If a line of the data below contains the string "Demo", count it, then state the total alone.

Items listed in a dataset:
——————————

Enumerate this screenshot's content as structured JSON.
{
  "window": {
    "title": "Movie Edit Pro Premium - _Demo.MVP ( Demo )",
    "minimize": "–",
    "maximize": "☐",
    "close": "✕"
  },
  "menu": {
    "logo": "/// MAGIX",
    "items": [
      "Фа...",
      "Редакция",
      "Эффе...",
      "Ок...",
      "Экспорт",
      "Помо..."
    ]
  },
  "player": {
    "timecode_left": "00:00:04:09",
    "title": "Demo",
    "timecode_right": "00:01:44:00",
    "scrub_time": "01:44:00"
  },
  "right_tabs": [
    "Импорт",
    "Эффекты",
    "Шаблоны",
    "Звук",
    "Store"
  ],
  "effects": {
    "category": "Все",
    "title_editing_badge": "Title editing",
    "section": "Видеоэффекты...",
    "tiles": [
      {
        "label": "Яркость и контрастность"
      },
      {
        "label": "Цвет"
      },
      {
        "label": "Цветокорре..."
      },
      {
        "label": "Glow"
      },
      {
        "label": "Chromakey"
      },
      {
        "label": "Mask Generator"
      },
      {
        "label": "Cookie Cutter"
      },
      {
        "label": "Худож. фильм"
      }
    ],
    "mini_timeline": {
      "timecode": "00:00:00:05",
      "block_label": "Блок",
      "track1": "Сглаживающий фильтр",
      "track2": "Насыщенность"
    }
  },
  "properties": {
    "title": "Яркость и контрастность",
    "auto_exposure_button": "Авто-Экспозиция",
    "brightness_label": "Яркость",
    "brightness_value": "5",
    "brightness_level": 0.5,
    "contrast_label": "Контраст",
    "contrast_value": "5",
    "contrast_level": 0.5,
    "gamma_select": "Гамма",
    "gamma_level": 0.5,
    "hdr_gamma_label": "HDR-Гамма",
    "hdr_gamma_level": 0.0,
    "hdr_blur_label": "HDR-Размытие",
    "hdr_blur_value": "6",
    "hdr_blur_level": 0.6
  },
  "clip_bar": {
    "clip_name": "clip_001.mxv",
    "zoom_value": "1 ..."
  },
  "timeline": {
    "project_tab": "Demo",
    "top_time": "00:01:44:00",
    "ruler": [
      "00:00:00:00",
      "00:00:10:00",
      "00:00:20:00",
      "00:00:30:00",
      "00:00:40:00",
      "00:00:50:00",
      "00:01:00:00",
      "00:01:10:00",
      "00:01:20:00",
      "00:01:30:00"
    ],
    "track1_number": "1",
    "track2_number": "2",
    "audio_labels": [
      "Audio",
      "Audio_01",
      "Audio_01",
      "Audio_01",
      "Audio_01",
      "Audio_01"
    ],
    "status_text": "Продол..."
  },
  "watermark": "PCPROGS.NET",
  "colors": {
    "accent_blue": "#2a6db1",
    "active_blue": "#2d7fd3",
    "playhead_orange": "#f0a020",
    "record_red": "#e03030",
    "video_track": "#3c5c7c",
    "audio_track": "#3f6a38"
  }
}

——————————

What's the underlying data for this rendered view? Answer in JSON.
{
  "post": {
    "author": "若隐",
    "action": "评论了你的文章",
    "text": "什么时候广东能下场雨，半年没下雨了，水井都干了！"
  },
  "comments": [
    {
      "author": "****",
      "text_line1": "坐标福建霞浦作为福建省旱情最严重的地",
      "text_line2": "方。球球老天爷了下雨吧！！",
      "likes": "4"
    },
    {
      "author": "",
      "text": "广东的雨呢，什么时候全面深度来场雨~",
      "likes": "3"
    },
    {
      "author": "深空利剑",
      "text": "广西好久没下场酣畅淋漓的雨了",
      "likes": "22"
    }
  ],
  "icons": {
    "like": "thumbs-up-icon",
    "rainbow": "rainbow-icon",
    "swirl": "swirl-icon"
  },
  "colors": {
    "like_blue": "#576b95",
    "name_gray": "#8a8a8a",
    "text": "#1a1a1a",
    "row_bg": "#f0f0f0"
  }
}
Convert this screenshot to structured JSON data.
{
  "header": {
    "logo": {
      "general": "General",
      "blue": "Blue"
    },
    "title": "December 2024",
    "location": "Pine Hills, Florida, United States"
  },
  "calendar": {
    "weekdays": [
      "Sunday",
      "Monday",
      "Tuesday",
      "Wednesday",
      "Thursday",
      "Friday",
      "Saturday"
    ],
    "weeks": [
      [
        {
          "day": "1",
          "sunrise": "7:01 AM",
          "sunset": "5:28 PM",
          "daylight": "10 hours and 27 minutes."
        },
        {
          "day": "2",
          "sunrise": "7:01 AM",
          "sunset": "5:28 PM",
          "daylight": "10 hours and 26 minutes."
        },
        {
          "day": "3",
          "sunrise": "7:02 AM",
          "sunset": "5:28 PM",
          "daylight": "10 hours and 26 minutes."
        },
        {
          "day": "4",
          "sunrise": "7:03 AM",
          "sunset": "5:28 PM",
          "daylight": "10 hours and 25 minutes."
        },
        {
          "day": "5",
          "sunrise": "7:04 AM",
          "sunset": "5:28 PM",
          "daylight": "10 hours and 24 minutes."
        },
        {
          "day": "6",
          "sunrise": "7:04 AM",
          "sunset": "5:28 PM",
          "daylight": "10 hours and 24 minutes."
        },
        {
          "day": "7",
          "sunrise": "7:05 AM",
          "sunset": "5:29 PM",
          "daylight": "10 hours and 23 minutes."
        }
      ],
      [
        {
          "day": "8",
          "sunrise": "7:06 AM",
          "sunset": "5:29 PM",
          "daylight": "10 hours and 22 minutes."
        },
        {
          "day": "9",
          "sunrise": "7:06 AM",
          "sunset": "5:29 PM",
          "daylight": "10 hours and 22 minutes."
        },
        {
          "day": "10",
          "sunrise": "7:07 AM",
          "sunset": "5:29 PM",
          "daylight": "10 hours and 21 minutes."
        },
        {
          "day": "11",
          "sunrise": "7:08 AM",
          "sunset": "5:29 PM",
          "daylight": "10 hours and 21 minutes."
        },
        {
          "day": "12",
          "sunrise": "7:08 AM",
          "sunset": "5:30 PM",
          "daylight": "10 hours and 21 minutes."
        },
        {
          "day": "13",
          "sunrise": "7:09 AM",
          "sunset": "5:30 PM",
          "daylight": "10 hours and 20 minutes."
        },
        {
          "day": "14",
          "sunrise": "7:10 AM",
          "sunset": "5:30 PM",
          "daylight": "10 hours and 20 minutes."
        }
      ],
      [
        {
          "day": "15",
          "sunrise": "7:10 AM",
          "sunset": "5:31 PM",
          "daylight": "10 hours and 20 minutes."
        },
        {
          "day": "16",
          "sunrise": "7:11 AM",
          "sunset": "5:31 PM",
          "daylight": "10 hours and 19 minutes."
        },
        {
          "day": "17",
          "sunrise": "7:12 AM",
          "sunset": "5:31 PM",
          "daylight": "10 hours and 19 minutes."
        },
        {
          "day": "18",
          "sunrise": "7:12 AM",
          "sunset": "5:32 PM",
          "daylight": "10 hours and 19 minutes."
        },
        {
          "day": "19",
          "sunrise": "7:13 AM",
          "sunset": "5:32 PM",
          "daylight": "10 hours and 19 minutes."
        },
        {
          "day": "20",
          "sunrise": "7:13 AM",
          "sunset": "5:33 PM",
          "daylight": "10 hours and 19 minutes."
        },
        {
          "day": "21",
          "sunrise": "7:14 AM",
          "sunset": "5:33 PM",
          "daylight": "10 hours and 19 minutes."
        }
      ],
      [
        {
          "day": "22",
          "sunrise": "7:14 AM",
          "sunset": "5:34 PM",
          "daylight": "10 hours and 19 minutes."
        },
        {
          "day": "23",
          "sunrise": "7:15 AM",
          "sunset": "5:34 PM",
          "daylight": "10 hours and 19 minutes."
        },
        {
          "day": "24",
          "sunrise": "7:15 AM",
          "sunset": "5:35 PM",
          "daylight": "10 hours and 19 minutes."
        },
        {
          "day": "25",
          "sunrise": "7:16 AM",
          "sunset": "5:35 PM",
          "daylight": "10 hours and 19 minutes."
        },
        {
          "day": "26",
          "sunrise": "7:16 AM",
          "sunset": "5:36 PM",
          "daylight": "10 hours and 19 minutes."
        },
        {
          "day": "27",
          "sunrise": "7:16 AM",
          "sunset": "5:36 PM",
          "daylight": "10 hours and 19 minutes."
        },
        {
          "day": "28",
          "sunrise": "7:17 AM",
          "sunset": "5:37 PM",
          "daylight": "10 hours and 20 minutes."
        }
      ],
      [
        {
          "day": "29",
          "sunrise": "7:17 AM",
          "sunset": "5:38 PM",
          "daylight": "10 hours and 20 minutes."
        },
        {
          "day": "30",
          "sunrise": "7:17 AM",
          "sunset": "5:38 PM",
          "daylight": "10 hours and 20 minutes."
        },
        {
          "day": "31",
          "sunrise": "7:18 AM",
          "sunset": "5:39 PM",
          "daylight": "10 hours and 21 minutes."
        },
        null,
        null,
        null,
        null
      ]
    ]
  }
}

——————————

*Solved exercise:* 3